Data were analyzed using IBM SPSS Statistics version 19. Prior to the primary statistical analysis, separate, one-way, repeated measures ANOVAs of the baseline data were conducted to ascertain any chance baseline differences across study days prior to the treatments.
L-theanine reduced blood pressure in spontaneously hypertensive rats but not in rats with normal blood pressure
]. Thus it is considerable that L-theanine might act in different ways between people in whom stress increases whose blood pressure in different ways. With this in mind, we divided the participants into two groups after the experiment according to their changes in systolic blood pressure after the mental tasks in the placebo intake condition. The half of participants who showed greater than average changes in blood pressure were sorted into a high-response group and the other half into a low-response group.

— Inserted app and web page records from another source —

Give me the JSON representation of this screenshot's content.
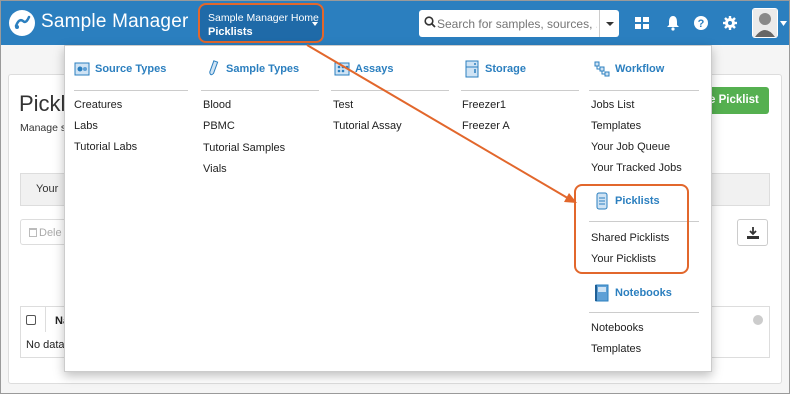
{
  "app": {
    "brand": "Sample Manager"
  },
  "nav": {
    "line1": "Sample Manager Home",
    "line2": "Picklists"
  },
  "search": {
    "placeholder": "Search for samples, sources, ..."
  },
  "page": {
    "title": "Pickl",
    "subtitle": "Manage s",
    "create_button": "e Picklist",
    "tab": "Your",
    "delete_button": "Dele",
    "table_header": "Na",
    "no_data": "No data"
  },
  "menu": {
    "columns": [
      {
        "title": "Source Types",
        "icon": "source-types-icon",
        "items": [
          "Creatures",
          "Labs",
          "Tutorial Labs"
        ]
      },
      {
        "title": "Sample Types",
        "icon": "sample-types-icon",
        "items": [
          "Blood",
          "PBMC",
          "Tutorial Samples",
          "Vials"
        ]
      },
      {
        "title": "Assays",
        "icon": "assays-icon",
        "items": [
          "Test",
          "Tutorial Assay"
        ]
      },
      {
        "title": "Storage",
        "icon": "storage-icon",
        "items": [
          "Freezer1",
          "Freezer A"
        ]
      },
      {
        "title": "Workflow",
        "icon": "workflow-icon",
        "items": [
          "Jobs List",
          "Templates",
          "Your Job Queue",
          "Your Tracked Jobs"
        ]
      }
    ],
    "picklists": {
      "title": "Picklists",
      "icon": "picklists-icon",
      "items": [
        "Shared Picklists",
        "Your Picklists"
      ]
    },
    "notebooks": {
      "title": "Notebooks",
      "icon": "notebooks-icon",
      "items": [
        "Notebooks",
        "Templates"
      ]
    }
  },
  "colors": {
    "header": "#2b7fbf",
    "accent": "#e2672c",
    "link": "#2b7fbf",
    "create": "#55b050"
  }
}
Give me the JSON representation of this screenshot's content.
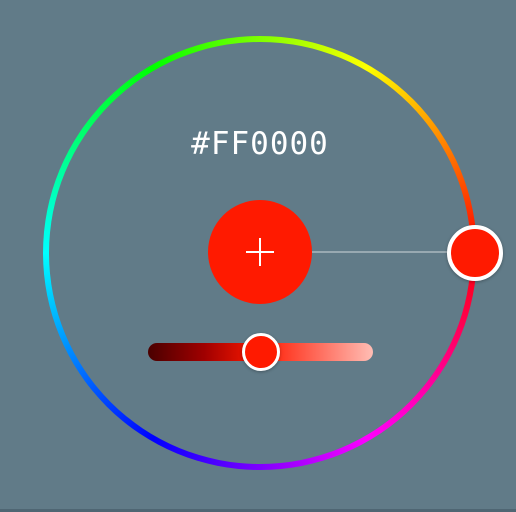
{
  "color_picker": {
    "hex_value": "#FF0000",
    "selected_color": "#FF0000",
    "add_button": {
      "icon": "plus-icon"
    },
    "hue_ring": {
      "hue_degrees": 0,
      "colors": [
        "#FF0000",
        "#FFFF00",
        "#00FF00",
        "#00FFFF",
        "#0000FF",
        "#FF00FF"
      ]
    },
    "lightness_slider": {
      "value_fraction": 0.5,
      "gradient_colors": [
        "#4A0000",
        "#FF1A00",
        "#FFBDB4"
      ]
    }
  },
  "background_color": "#617B88"
}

Differences in blood pressure and skin temperature from the basic control were calculated and used for a repeated-measures ANOVA with group (high-response group and low- response group), treatment (L-theanine, caffeine, and placebo), and epoch (six epochs for AMT, CPT and 18 epochs for CPT). Repeated-measures ANOVA with group and treatment was also applied to the task performance data. A Tukey’s honestly significant difference (HSD) post hoc test was applied to data groups with significant main effect (P <0.05). Differences in POMS and VAS scores were analyzed using the nonparametric Friedman test to detect differences in treatments. The Wilcoxon signed rank test was further carried out to evaluate the changes among treatments.